The USS Guitarro was a Gato-class submarine that was launched in 1943 by the Manitowoc Shipbuilding Company of Manitowoc, Wisconsin. She was sponsored by Mrs. Ross T. McIntire and commissioned on January 26, 1944 with Lieutenant Commander Enrique Haskins in command.
Guitarro completed a total of five war patrols between May 1944 and May 1945. She sunk her first cargo vessel during her maiden war patrol and also managed to evade counter-attacks by the screen ships located in the same convoy. Afterward, on the night of June 2nd Guitarro made a moonlight periscope approach and effectively sunk the frigate Awaii. Guitarro’s second war patrol took her to the South China Sea just off the coast of Luzon where she sunk another frigate, where again the enemy responded and Guitarro managed to elude them.
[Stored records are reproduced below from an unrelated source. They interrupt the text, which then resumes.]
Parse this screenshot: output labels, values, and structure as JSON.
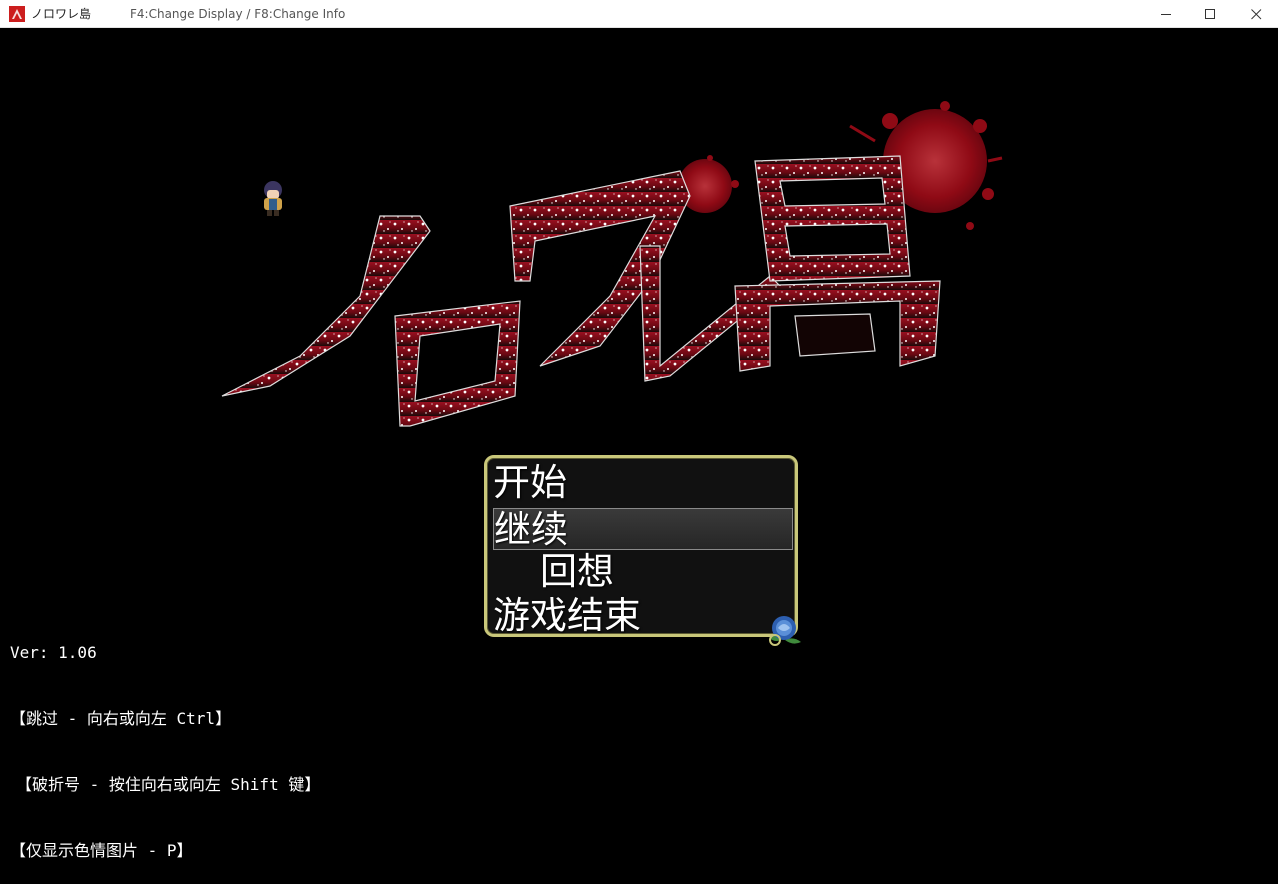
{
  "window": {
    "title": "ノロワレ島",
    "hint": "F4:Change Display / F8:Change Info",
    "minimize_label": "minimize",
    "maximize_label": "maximize",
    "close_label": "close"
  },
  "logo": {
    "text": "ノロワレ島"
  },
  "menu": {
    "items": [
      {
        "label": "开始"
      },
      {
        "label": "继续"
      },
      {
        "label": "回想"
      },
      {
        "label": "游戏结束"
      }
    ],
    "selected_index": 1
  },
  "info": {
    "version": "Ver: 1.06",
    "line_skip": "【跳过 - 向右或向左 Ctrl】",
    "line_break": "【破折号 - 按住向右或向左 Shift 键】",
    "line_only": "【仅显示色情图片 - P】"
  },
  "colors": {
    "background": "#000000",
    "menu_border": "#c9c77a",
    "logo_red": "#8b0d18",
    "blood": "#9c0a14"
  }
}
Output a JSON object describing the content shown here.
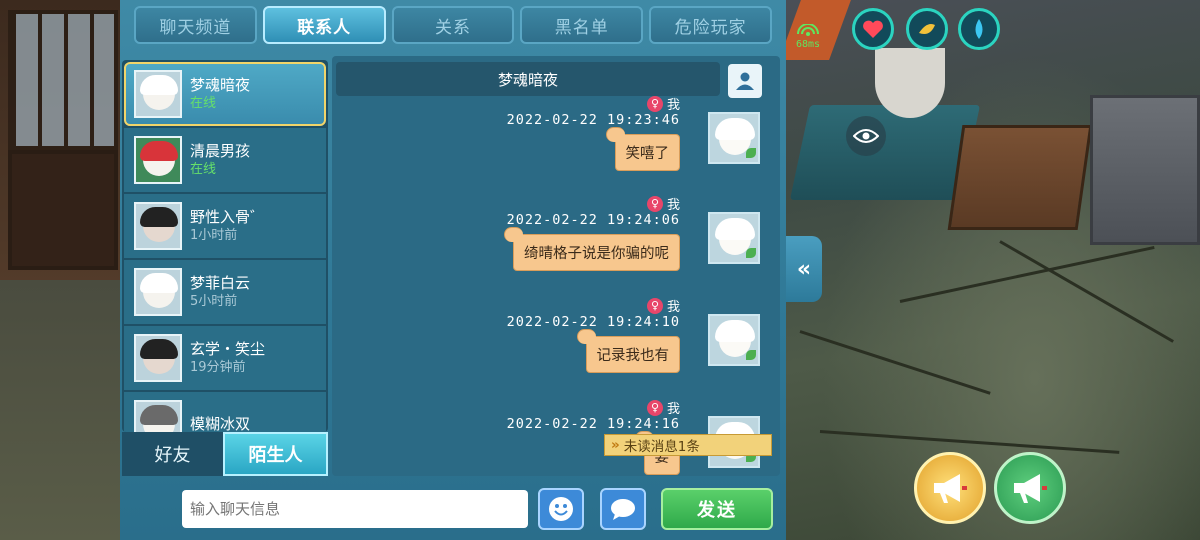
{
  "tabs": [
    {
      "label": "聊天频道"
    },
    {
      "label": "联系人"
    },
    {
      "label": "关系"
    },
    {
      "label": "黑名单"
    },
    {
      "label": "危险玩家"
    }
  ],
  "active_tab": 1,
  "contacts": [
    {
      "name": "梦魂暗夜",
      "status": "在线",
      "online": true
    },
    {
      "name": "清晨男孩",
      "status": "在线",
      "online": true
    },
    {
      "name": "野性入骨゛",
      "status": "1小时前",
      "online": false
    },
    {
      "name": "梦菲白云",
      "status": "5小时前",
      "online": false
    },
    {
      "name": "玄学・笑尘",
      "status": "19分钟前",
      "online": false
    },
    {
      "name": "模糊冰双",
      "status": "",
      "online": false
    }
  ],
  "list_tabs": {
    "friends": "好友",
    "strangers": "陌生人"
  },
  "chat": {
    "title": "梦魂暗夜",
    "messages": [
      {
        "sender": "我",
        "time": "2022-02-22  19:23:46",
        "text": "笑嘻了"
      },
      {
        "sender": "我",
        "time": "2022-02-22  19:24:06",
        "text": "绮晴格子说是你骗的呢"
      },
      {
        "sender": "我",
        "time": "2022-02-22  19:24:10",
        "text": "记录我也有"
      },
      {
        "sender": "我",
        "time": "2022-02-22  19:24:16",
        "text": "要"
      }
    ],
    "unread_notice": "未读消息1条"
  },
  "input": {
    "placeholder": "输入聊天信息",
    "send_label": "发送"
  },
  "collapse_label": "«",
  "hud": {
    "ping": "68ms"
  },
  "colors": {
    "accent": "#3f8aa6",
    "bubble": "#f7c78e",
    "send": "#2fa94a",
    "online": "#66e06a"
  }
}
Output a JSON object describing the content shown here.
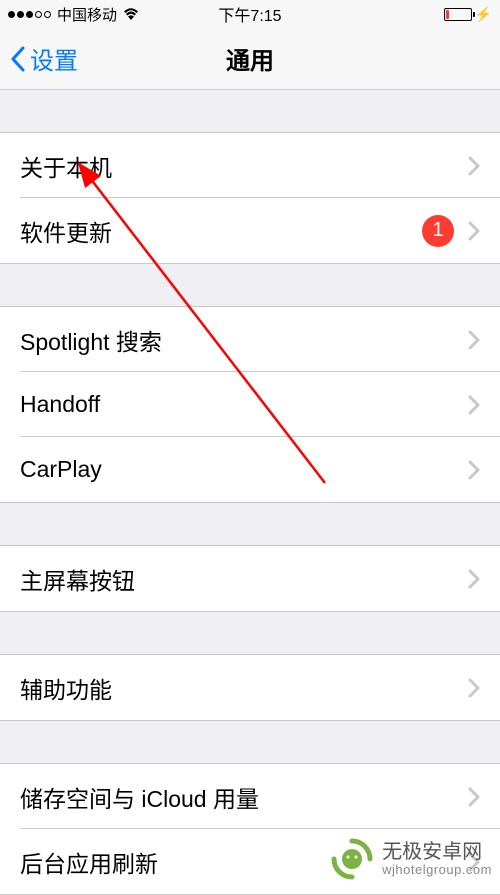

During this same patrol, Guitarro targeted and defeated the tanker Shinei Maru, passenger-cargo ship Uga Maru, and the coastal tanker Nanshin Maru.
Guitarro’s subsequent patrols had similar results and the sub was awarded the Navy Unit Commendation. During her fifth patrol the vessel was placed in charge of laying mines off Berhala Island, as well as patrolling the shipping lanes between Borneo and Singapore. She finally arrived at San Francisco, California on June 18, 1945 and was decommissioned at Mare Island on December 6th of the same year, where she was placed in reserve.
Guitarro was re-commissioned February 6, 1952 and given an overhaul in order to engage in a series of exercises conducted off the coast of San Diego. After this she was once again decommissioned in 1953 and underwent a Fleet Snorkel conversion. Guitarro was awarded four battle stars for her service in World War II with all but her fourth war patrol being deemed “successful.”
Transfer to Turkey
Prior to a transfer to Turkey under the Military Defense Assistance Program Guitarro was re-commissioned yet again and utilized for the training of Turkish soldiers. She was officially transferred to Turkey in August of 1954 where she was renamed TCG Preveze S 22, and eventually TCG Preveze S 340. She was formally sold to Turkey in 1972, after which the vessel was scrapped.
Asbestos in Navy Ships
Although an essential component of the naval fleet, especially throughout conflicts of the last century, submarines also pose a lasting health risk to soldiers serving on them. However, these risks extend beyond the inherent dangers that existed while operating the vessels during military conflicts. Unfortunately, products containing asbestos were also common aboard submarines because of the material’s high resistance to heat and fire. Despite its value as an insulator, asbestos fiber intake can lead to several serious health consequences, including mesothelioma, a devastating cancer without cure. Furthermore, the enclosed environment of submarines put servicemen at an even higher risk of exposure. Current and former military personnel who came into contact with or served on submarines should seek immediate medical attention in order to detect possible health consequences associated with asbestos exposure.